Personal Injury

Truck drivers fired for reporting safety concerns to be rehired, compensated

osha whistle Truck drivers fired for reporting safety concerns to be rehired, compensatedA North Carolina-based trucking company has been ordered to pay more than $1,070,000 in back wages, interest, compensatory and punitive damages to four truck drivers who alleged they were fired in violation of the Surface Transportation Assistance Act’s (STAA) whistleblower protection provisions, the U.S. Occupational Safety and Health Administration (OSHA) said.
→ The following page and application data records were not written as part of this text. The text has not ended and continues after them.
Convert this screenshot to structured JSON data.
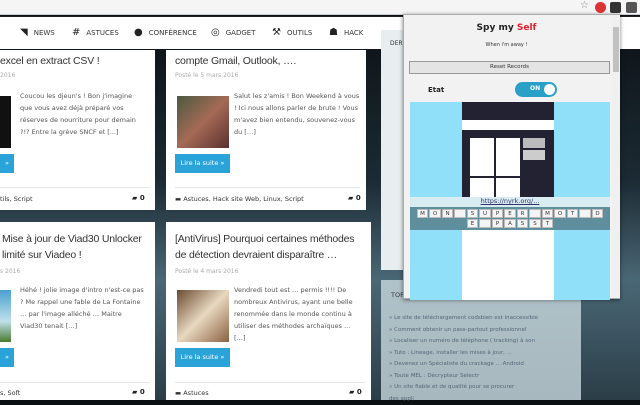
{
  "nav": {
    "items": [
      {
        "label": "NEWS",
        "icon": "rss-icon"
      },
      {
        "label": "ASTUCES",
        "icon": "tictactoe-icon"
      },
      {
        "label": "CONFÉRENCE",
        "icon": "group-icon"
      },
      {
        "label": "GADGET",
        "icon": "gadget-icon"
      },
      {
        "label": "OUTILS",
        "icon": "hammer-icon"
      },
      {
        "label": "HACK",
        "icon": "mask-icon"
      }
    ]
  },
  "cards": [
    {
      "title": "excel en extract CSV !",
      "date": "2016",
      "excerpt": "Coucou les djeun's ! Bon j'imagine que vous avez déjà préparé vos réserves de nourriture pour demain ?!? Entre la grève SNCF et [...]",
      "button": "»",
      "tags": "tils, Script",
      "comments": "0"
    },
    {
      "title": "compte Gmail, Outlook, ….",
      "date": "Posté le 5 mars 2016",
      "excerpt": "Salut les z'amis ! Bon Weekend à vous ! Ici nous allons parler de brute ! Vous m'avez bien entendu, souvenez-vous du […]",
      "button": "Lire la suite »",
      "tags": "Astuces, Hack site Web, Linux, Script",
      "comments": "0"
    },
    {
      "title": "Mise à jour de Viad30 Unlocker",
      "title2": "limité sur Viadeo !",
      "date": "s 2016",
      "excerpt": "Héhé ! jolie image d'intro n'est-ce pas ? Me rappel une fable de La Fontaine … par l'image alléché … Maitre Viad30 tenait […]",
      "button": "»",
      "tags": "s, Soft",
      "comments": "0"
    },
    {
      "title": "[AntiVirus] Pourquoi certaines méthodes",
      "title2": "de détection devraient disparaître …",
      "date": "Posté le 4 mars 2016",
      "excerpt": "Vendredi tout est … permis !!!! De nombreux Antivirus, ayant une belle renommée dans le monde continu à utiliser des méthodes archaïques … […]",
      "button": "Lire la suite »",
      "tags": "Astuces",
      "comments": "0"
    }
  ],
  "sidebar": {
    "top_label": "DER",
    "heading": "TOP",
    "items": [
      "Le site de téléchargement codsbien est inaccessible",
      "Comment obtenir un pass-partout professionnel",
      "Localiser un numéro de téléphone ( tracking) à son",
      "Tuto : Lineage, installer les mises à jour, ...",
      "Devenez un Spécialiste du crackage ... Android",
      "Toute MEL : Décrypteur Selectr",
      "Un site fiable et de qualité pour se procurer",
      "des appli"
    ]
  },
  "popup": {
    "title_prefix": "Spy my ",
    "title_accent": "Self",
    "subtitle": "When i'm away !",
    "reset_button": "Reset Records",
    "state_label": "Etat",
    "toggle_label": "ON",
    "toggle_on": true,
    "link": "https://nyrk.org/...",
    "keys": [
      "M",
      "O",
      "N",
      "",
      "S",
      "U",
      "P",
      "E",
      "R",
      "",
      "M",
      "O",
      "T",
      "",
      "D",
      "E",
      "",
      "P",
      "A",
      "S",
      "S",
      "T"
    ],
    "accent_color": "#e0202e"
  }
}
According to the whistleblower complaint, Gaines Motor Lines Inc. allegedly fired the four drivers after they participated in a safety inspection audit of the company’s facility in Hickory, N.C. The inspection was conducted by the Transportation Department’s Federal Motor Carrier Safety Administration (FMCSA), the federal agency that regulates the nation’s commercial motor carrier and bus companies.
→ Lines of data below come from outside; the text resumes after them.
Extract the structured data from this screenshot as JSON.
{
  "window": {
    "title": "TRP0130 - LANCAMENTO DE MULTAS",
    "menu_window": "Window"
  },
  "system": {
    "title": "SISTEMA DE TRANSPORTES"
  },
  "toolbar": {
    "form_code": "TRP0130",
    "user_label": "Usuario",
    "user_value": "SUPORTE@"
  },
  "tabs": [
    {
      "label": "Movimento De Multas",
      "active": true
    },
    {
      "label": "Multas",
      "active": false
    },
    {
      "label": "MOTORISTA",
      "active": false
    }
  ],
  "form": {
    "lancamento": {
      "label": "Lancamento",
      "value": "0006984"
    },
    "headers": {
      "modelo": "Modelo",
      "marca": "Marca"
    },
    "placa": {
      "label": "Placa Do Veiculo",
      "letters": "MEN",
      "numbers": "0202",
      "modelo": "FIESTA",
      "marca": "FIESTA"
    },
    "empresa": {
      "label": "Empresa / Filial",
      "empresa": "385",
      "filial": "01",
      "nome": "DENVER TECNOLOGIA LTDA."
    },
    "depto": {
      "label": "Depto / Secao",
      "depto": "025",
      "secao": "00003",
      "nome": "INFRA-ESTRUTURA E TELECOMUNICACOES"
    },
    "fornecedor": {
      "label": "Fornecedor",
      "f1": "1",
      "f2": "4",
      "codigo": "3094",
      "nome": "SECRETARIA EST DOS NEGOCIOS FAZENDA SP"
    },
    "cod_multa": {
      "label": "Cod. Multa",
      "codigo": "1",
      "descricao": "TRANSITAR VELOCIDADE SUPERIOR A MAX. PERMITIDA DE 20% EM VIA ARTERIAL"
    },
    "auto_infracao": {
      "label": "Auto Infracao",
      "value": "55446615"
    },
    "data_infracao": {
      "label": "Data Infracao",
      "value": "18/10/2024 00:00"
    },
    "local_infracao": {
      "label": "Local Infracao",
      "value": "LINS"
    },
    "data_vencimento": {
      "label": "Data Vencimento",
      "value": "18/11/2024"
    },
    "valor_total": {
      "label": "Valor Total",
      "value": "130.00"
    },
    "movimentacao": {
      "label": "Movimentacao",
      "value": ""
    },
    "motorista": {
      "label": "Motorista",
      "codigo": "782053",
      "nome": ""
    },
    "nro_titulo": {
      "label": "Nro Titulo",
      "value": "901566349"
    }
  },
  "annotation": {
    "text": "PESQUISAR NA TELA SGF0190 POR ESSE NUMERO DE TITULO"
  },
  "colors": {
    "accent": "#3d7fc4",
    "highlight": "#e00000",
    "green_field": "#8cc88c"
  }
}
During the inspection, which took place Feb. 28 through March 1, 2012, FMCSA regulators interviewed the four drivers on-site. Following the audit, which resulted in citations against Gaines Motor Lines and its principals Tim Gaines and Rick Tompkins, the four employee drivers experienced retaliation, including layoffs, removal of employee benefits, and termination of employment.

Dr. David Michaels, assistant secretary of labor for occupational safety and health, said that workers in the commercial trucking industry must be able to raise safety concerns to federal officials “without fear of retaliation.”

“Participating in an on-site inspection helps to ensure safer conditions for truck drivers and vehicles on the road. Employers undermining these protections through intimidation and adverse conduct will not be tolerated,” Dr. Michaels added.

OSHA’s order mandates reinstatement of three of the four drivers (one of the drivers died earlier this year), back wages, interest, compensatory damages of $215,657 and punitive damages of $675,000.

OSHA enforces the whistleblower provisions of the STAA and 21 other statutes that protect employees who report violations in various industries, including airline, trucking, rail, maritime securities, nuclear power, pipeline, environmental, health care, food, and several others.


Occupational Safety and Health Administration